    I’m not really saying cows and lush fields are requirements i’m saying differential calorie production / consumption is what created the selective pressure (if there was one) and the highest differential is more likely to be in areas where the maximum amount of milk calories can be produced. Cows and lush fields (or camels in some environments) fit one half of that equation.

    However it’s the differential that matters. There’s no selective pressure in those areas now even though they are still the best for milk production because anyone can go into a shop and buy bread. So LP, if it was selected, also likely requires an environment where there was limited production of other sources of calories at the same time.

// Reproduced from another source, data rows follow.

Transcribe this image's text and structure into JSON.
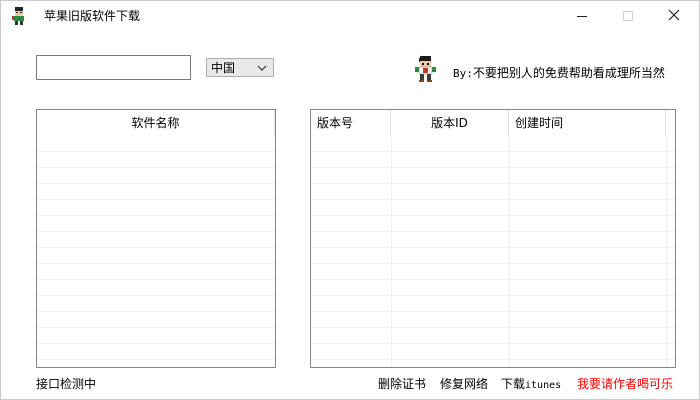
{
  "window": {
    "title": "苹果旧版软件下载",
    "icon": "mascot-icon"
  },
  "search": {
    "value": "",
    "placeholder": ""
  },
  "region": {
    "selected": "中国"
  },
  "author": {
    "prefix": "By:",
    "note": "不要把别人的免费帮助看成理所当然"
  },
  "left_list": {
    "columns": [
      "软件名称"
    ],
    "rows": []
  },
  "right_list": {
    "columns": [
      "版本号",
      "版本ID",
      "创建时间"
    ],
    "rows": []
  },
  "status": {
    "text": "接口检测中"
  },
  "footer": {
    "delete_cert": "删除证书",
    "repair_network": "修复网络",
    "download_prefix": "下载",
    "download_itunes": "itunes",
    "donate": "我要请作者喝可乐"
  },
  "colors": {
    "donate": "#ff0000",
    "panel_border": "#828790"
  }
}
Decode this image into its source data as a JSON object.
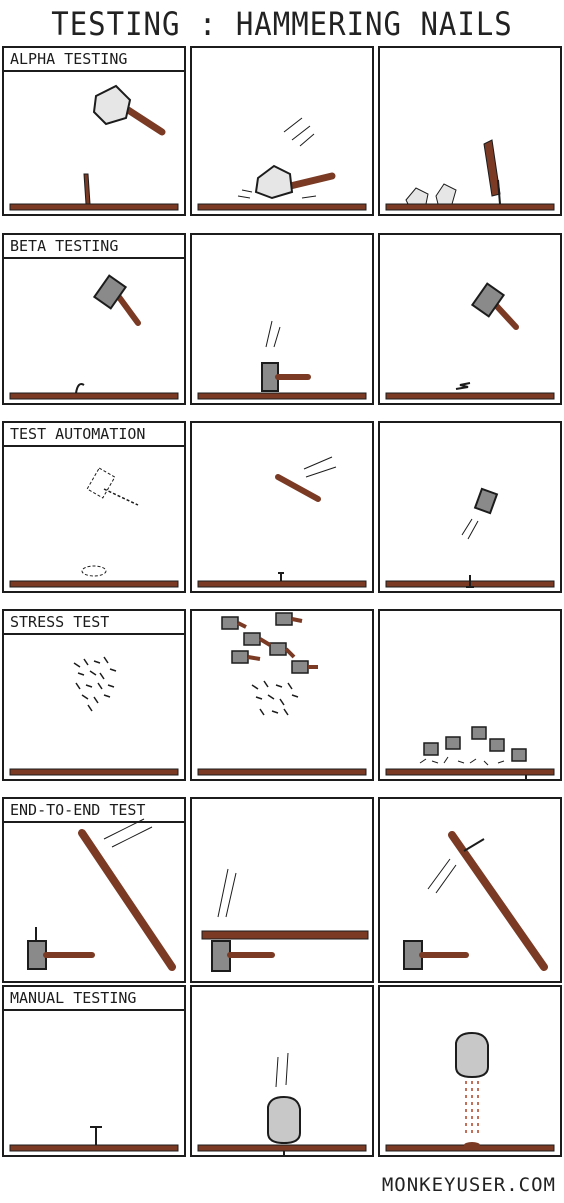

    ///

    “There is probably some association with some populations in which pastoralism has been historically important (not necessarily bovine, not at all) but then other pastoralist populations do not display the phenotype, including some (Central Asians) exposed to very different genetic inputs, but at residual levels…So I think it’s worth considering that the evolutionary (adaptive) aspect of this phenotype’s distribution (and related alleles) may only be enhanced and not fundamentally determined everywhere by pastoralism or arguable dietetic advantages (never mind cows and lush fields).”

    Sure if i had to guess i’d guess the basic allele could randomly pop up anywhere through not switching off infant lactase leading to residual levels of LP everywhere. (If so i’d imagine more east Asians have it than is assumed but maybe not the same alleles that have already been identified elsewhere). Only under very specific conditions where there was an extreme calorie differential for a period of time or over bursts of time i.e. starvation events does it expand from those residual levels.

    Simple experiment, take 1000 people who have 10% LP, put them on an island with no food and airdrop 400 calories per person per day in bread and 400 calories per person per day in cheese and 400 in milk and check LP frequency after three generations. Differential starvation = selective pressure.

NEW ON DISCOVER
OPEN
CITIZEN SCIENCE
ADVERTISEMENT

Discover's Newsletter

Sign up to get the latest science news delivered weekly right to your inbox!

Gene Expression

This blog is about evolution, genetics, genomics and their interstices. Please beware that comments are aggressively moderated. Uncivil or churlish comments will likely get you banned immediately, so make any contribution count!

About Razib Khan

I have degrees in biology and biochemistry, a passion for genetics, history, and philosophy, and shrimp is my favorite food. In relation to nationality I'm a American Northwesterner, in politics I'm a reactionary, and as for religion I have none (I'm an atheist). If you want to know more, see the links at http://www.razib.com

ADVERTISEMENT

See More

ADVERTISEMENT

RSS Razib’s Pinboard

Edifying books

Collapse bottom bar
+

Login to your Account

X
E-mail address:
Password:
Remember me
Forgot your password?
No problem. Click here to have it e-mailed to you.

Not Registered Yet?

Register now for FREE. Registration only takes a few minutes to complete. Register now »